What to produce: How many lines in the records below contain the word "Marcus"? State that number and nothing more.

(Website and app data records)
◇ ◇ ◇
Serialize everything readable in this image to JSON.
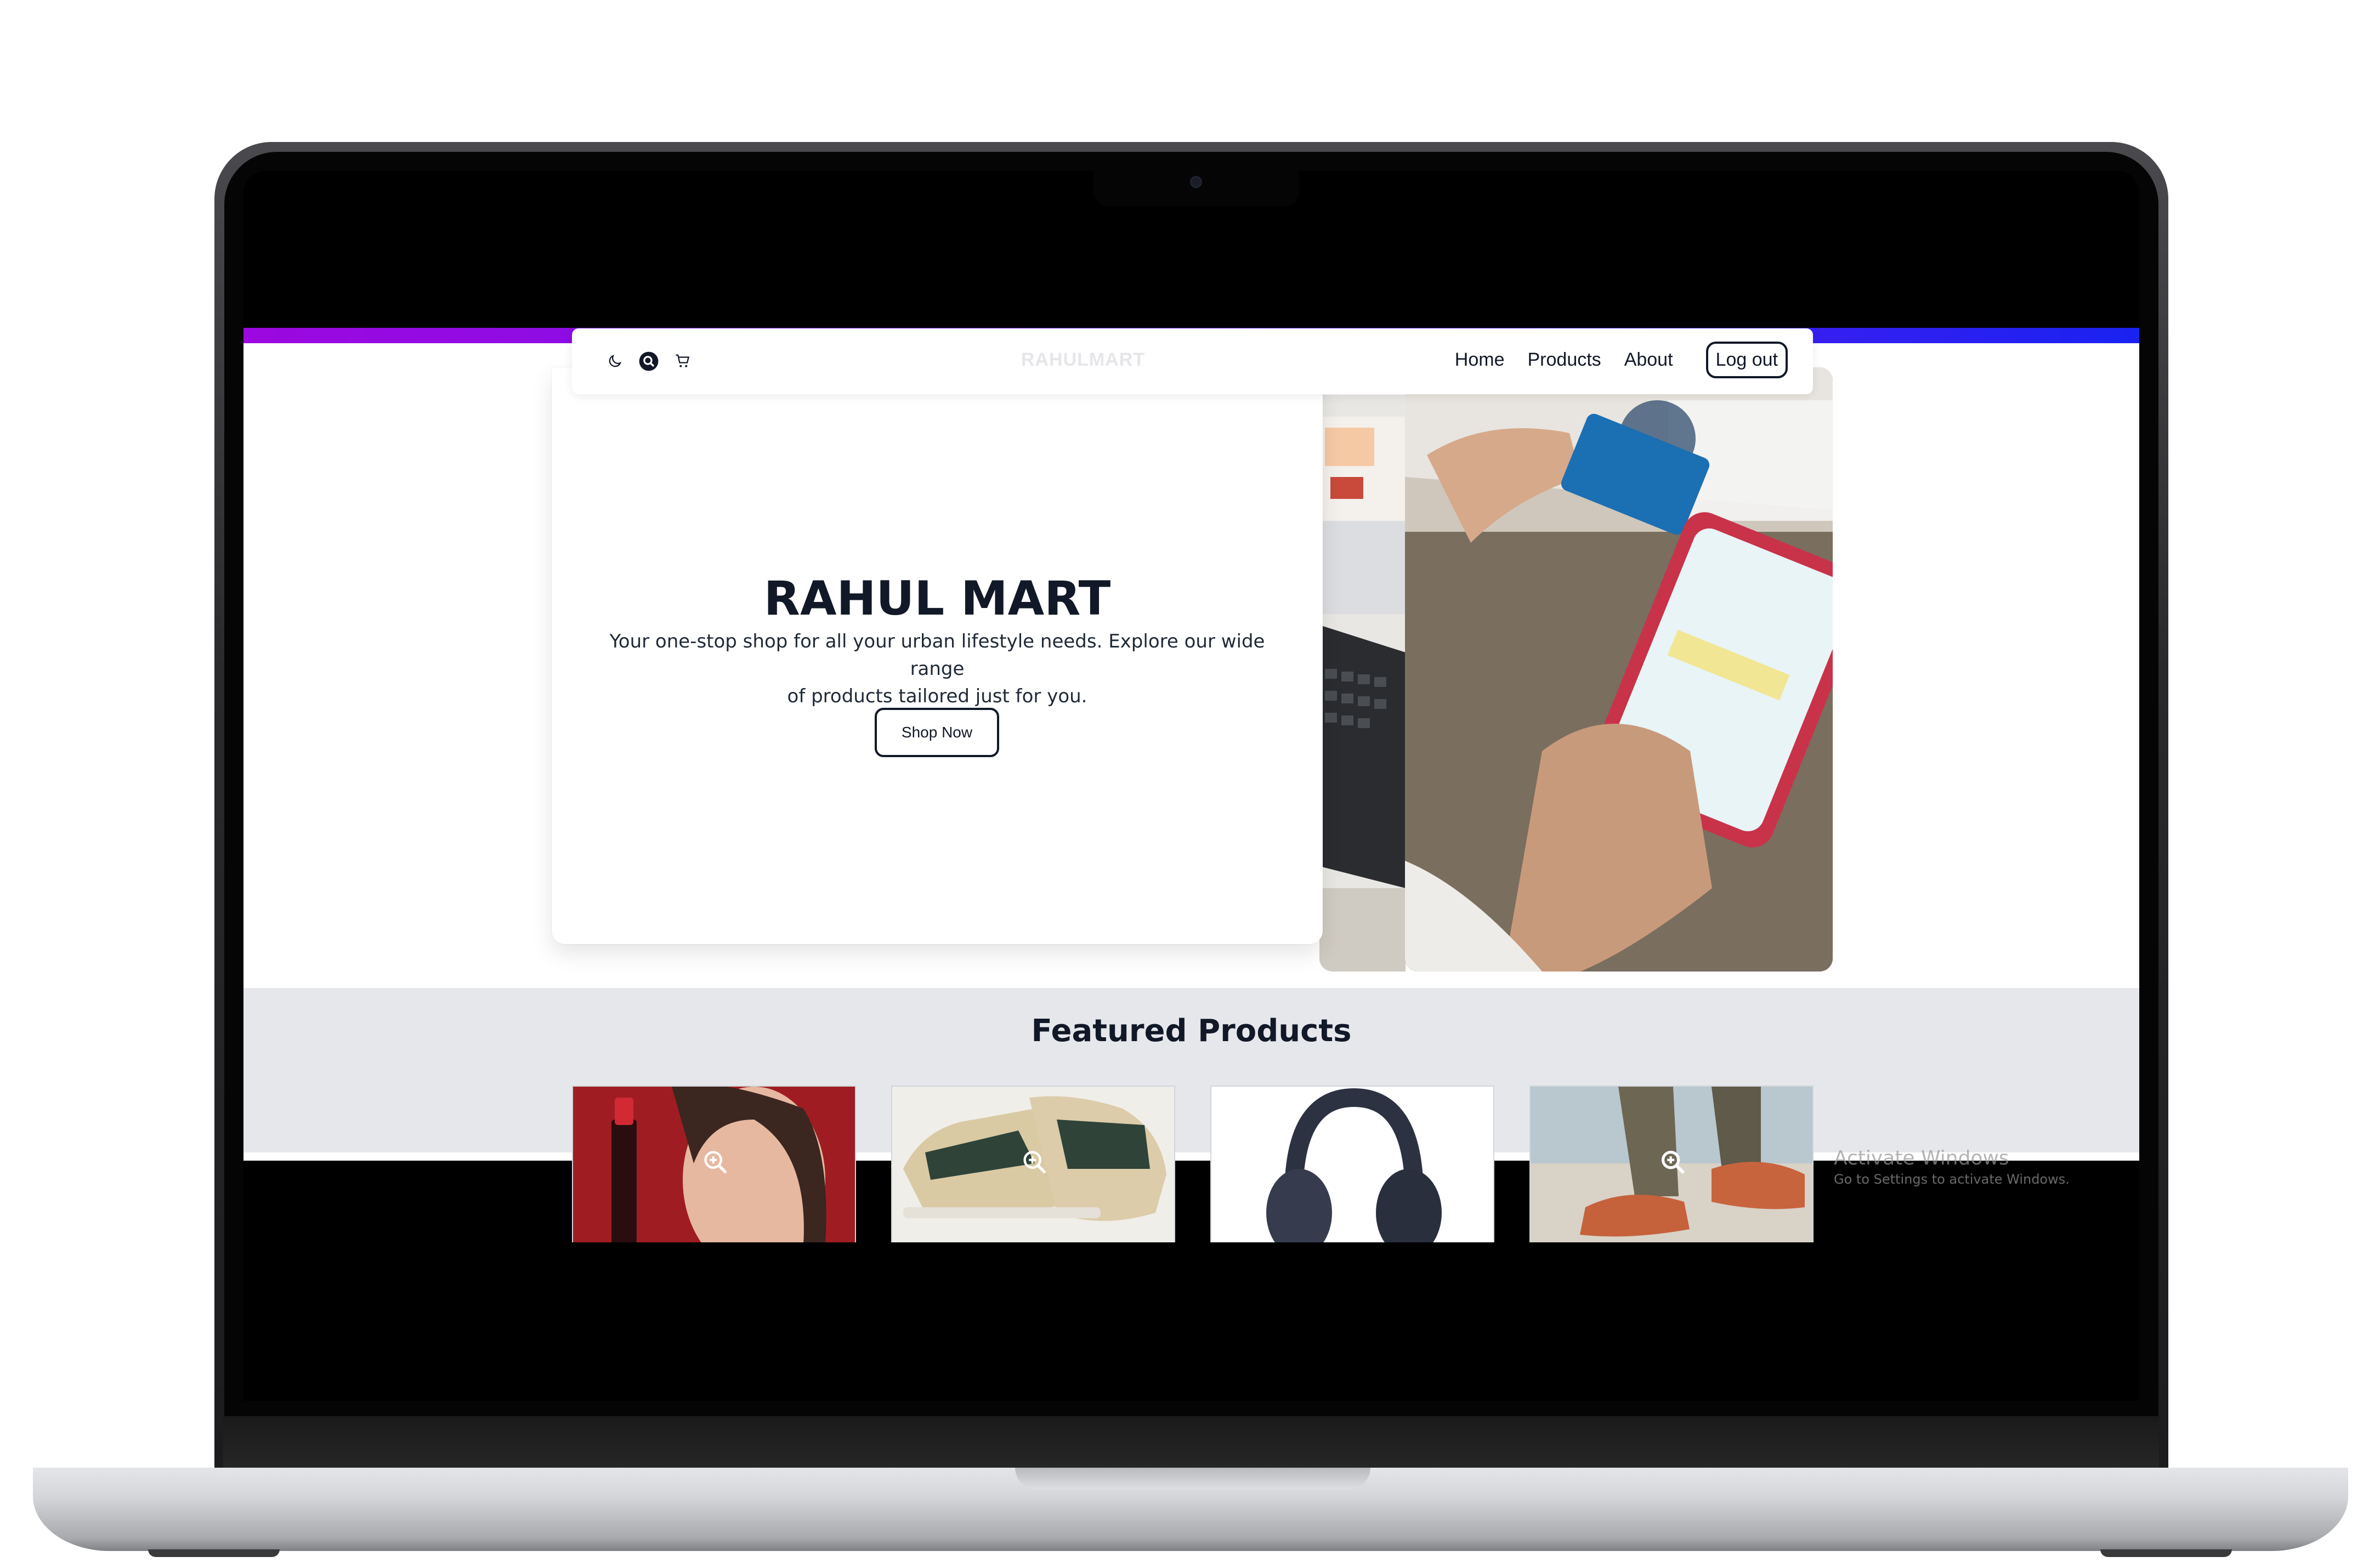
{
  "navbar": {
    "brand": "RAHULMART",
    "links": [
      "Home",
      "Products",
      "About"
    ],
    "logout_label": "Log out",
    "icons": [
      "moon-icon",
      "search-icon",
      "cart-icon"
    ]
  },
  "hero": {
    "title": "RAHUL MART",
    "subtitle_line1": "Your one-stop shop for all your urban lifestyle needs. Explore our wide range",
    "subtitle_line2": "of products tailored just for you.",
    "cta_label": "Shop Now"
  },
  "featured": {
    "title": "Featured Products",
    "products": [
      {
        "name": "lipstick-model",
        "bg": "#9f1d22"
      },
      {
        "name": "sneakers",
        "bg": "#f0eee9"
      },
      {
        "name": "headphones",
        "bg": "#ffffff"
      },
      {
        "name": "casual-shoes",
        "bg": "#d7d0c5"
      }
    ]
  },
  "windows_watermark": {
    "line1": "Activate Windows",
    "line2": "Go to Settings to activate Windows."
  },
  "colors": {
    "accent_gradient_start": "#9c08e0",
    "accent_gradient_end": "#1a22f0",
    "featured_bg": "#e5e7eb",
    "text_dark": "#111827"
  }
}
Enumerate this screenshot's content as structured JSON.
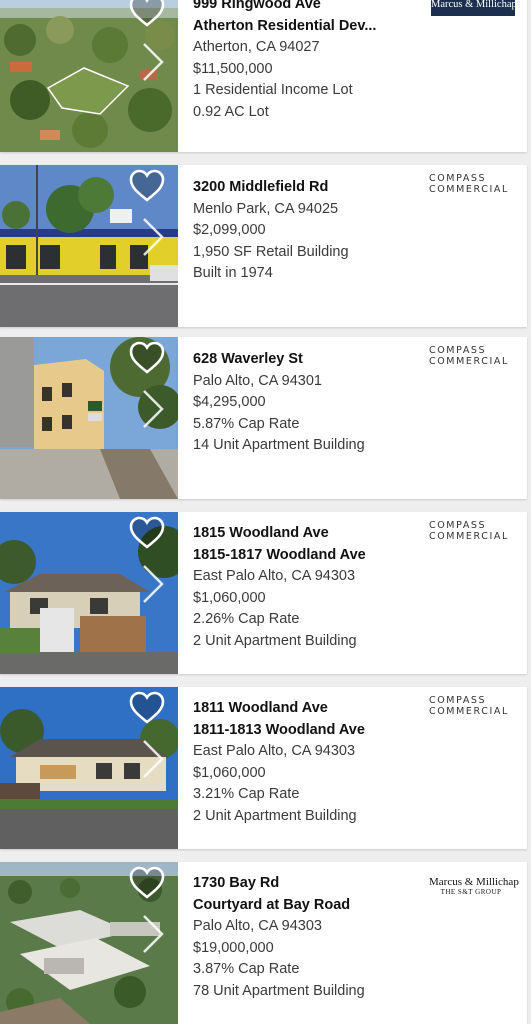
{
  "listings": [
    {
      "line1": "999 Ringwood Ave",
      "line2": "Atherton Residential Dev...",
      "location": "Atherton, CA 94027",
      "price": "$11,500,000",
      "detail1": "1 Residential Income Lot",
      "detail2": "0.92 AC Lot",
      "broker": {
        "style": "mm-box",
        "text1": "Marcus & Millichap"
      },
      "photo": "aerial-trees-lot"
    },
    {
      "line1": "3200 Middlefield Rd",
      "location": "Menlo Park, CA 94025",
      "price": "$2,099,000",
      "detail1": "1,950 SF Retail Building",
      "detail2": "Built in 1974",
      "broker": {
        "style": "compass",
        "text1": "COMPASS",
        "text2": "COMMERCIAL"
      },
      "photo": "yellow-retail-building"
    },
    {
      "line1": "628 Waverley St",
      "location": "Palo Alto, CA 94301",
      "price": "$4,295,000",
      "detail1": "5.87% Cap Rate",
      "detail2": "14 Unit Apartment Building",
      "broker": {
        "style": "compass",
        "text1": "COMPASS",
        "text2": "COMMERCIAL"
      },
      "photo": "tan-apartment-building"
    },
    {
      "line1": "1815 Woodland Ave",
      "line2": "1815-1817 Woodland Ave",
      "location": "East Palo Alto, CA 94303",
      "price": "$1,060,000",
      "detail1": "2.26% Cap Rate",
      "detail2": "2 Unit Apartment Building",
      "broker": {
        "style": "compass",
        "text1": "COMPASS",
        "text2": "COMMERCIAL"
      },
      "photo": "house-with-fence"
    },
    {
      "line1": "1811 Woodland Ave",
      "line2": "1811-1813 Woodland Ave",
      "location": "East Palo Alto, CA 94303",
      "price": "$1,060,000",
      "detail1": "3.21% Cap Rate",
      "detail2": "2 Unit Apartment Building",
      "broker": {
        "style": "compass",
        "text1": "COMPASS",
        "text2": "COMMERCIAL"
      },
      "photo": "single-story-house"
    },
    {
      "line1": "1730 Bay Rd",
      "line2": "Courtyard at Bay Road",
      "location": "Palo Alto, CA 94303",
      "price": "$19,000,000",
      "detail1": "3.87% Cap Rate",
      "detail2": "78 Unit Apartment Building",
      "broker": {
        "style": "mm-plain",
        "text1": "Marcus & Millichap",
        "text2": "THE S&T GROUP"
      },
      "photo": "aerial-apartment-complex"
    }
  ],
  "icons": {
    "favorite": "heart-outline-icon",
    "next": "chevron-right-icon"
  }
}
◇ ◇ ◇
Answer space: 2